SME lending options – Extension in time
Around 80,000 loans worth around $7.3 billion have been written since the scheme commenced in March 2020. The Treasurer said the extension of the SME Recovery Loan Scheme continues the government’s ongoing support for small businesses as they continue to bounce back from the pandemic. While there is likely to be an economic rebound when restrictions ease across the country, for many, a funding gap will remain between the assistance provided by Government grants and viable trading conditions.
The expanded SME recovery loan scheme took effect on 1 October 2021. Under the scheme, the Government will guarantee 80% of loan amounts to businesses that have been adversely impacted by COVID-19.
The lending terms, repayment, and interest rates are set by the lenders but cannot be backed by residential property, that is, if the Government is underwriting the loan, lenders cannot ask business owners to use their home as security. However, Directors guarantees are likely to be required.
Key features of the SME Recovery Loan Scheme include:
- Lenders can offer borrowers a repayment holiday of up to 24 months.
- Loans can be used for a broad range of business purposes, including to support investment.
- Loans may be used to refinance any pre-existing debt of an eligible borrower.
- Loans can be either unsecured or secured (excluding residential property)
The recovery loans can be used to refinance existing loans, purchase commercial property, purchase another business, or working capital. But, cannot be used to purchase residential property, financial products, lend to associated entities, or lease, rent, hire or hire purchase existing assets that are more than half way into their effective life.
The loan scheme is generally available to solvent businesses with a turnover of up to $250m, have an ABN, and a tax resident of Australia. Loans remain subject to lending conditions and generally the lenders will look to lend to viable businesses where it is clear that they can trade their way out of the impact of COVID-19 or the assets of the business make the break-up value attractive.
If you default on your loan, you cannot simply walk away from it. The Government is guaranteeing 80% of the lender’s risk not your debt. Director guarantees are still likely to be required and for many loans, it will be secured against a business asset.
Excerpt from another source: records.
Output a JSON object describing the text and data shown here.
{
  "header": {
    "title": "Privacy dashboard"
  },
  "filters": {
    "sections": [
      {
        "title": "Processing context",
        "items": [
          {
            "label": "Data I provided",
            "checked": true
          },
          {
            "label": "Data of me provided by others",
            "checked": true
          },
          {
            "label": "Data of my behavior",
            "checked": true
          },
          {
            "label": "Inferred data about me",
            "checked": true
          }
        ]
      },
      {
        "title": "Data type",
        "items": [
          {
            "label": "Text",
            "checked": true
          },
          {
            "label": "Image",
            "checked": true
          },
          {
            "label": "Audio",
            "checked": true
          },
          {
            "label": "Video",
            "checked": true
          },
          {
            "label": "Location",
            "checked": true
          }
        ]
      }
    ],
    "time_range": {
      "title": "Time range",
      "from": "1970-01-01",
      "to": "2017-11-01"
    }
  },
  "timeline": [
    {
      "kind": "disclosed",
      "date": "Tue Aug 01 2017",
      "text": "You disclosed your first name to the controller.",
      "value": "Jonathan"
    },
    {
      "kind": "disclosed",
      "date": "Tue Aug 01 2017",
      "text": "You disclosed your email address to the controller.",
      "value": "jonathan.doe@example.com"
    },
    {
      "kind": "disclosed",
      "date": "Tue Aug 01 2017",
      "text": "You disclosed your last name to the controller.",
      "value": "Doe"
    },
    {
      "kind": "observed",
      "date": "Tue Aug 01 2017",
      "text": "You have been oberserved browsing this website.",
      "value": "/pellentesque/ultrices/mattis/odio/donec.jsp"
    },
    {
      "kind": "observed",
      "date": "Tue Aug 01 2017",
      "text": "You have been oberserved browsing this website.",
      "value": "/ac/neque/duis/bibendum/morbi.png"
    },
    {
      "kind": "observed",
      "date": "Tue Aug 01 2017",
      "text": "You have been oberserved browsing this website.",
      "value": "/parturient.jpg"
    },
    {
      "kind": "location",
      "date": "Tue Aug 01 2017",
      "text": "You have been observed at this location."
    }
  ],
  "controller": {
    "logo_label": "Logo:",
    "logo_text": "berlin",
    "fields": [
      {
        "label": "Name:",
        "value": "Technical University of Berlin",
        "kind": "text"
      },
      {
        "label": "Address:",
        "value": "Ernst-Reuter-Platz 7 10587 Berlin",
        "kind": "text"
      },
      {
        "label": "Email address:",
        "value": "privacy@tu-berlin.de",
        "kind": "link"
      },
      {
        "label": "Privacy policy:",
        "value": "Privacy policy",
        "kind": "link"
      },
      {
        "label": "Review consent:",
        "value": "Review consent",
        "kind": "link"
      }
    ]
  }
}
On the plus side, interest rates are very attractive right now and many of the lenders are providing a repayment holiday of up to 24 months and in some cases, existing debt can be bundled into the loan arrangements.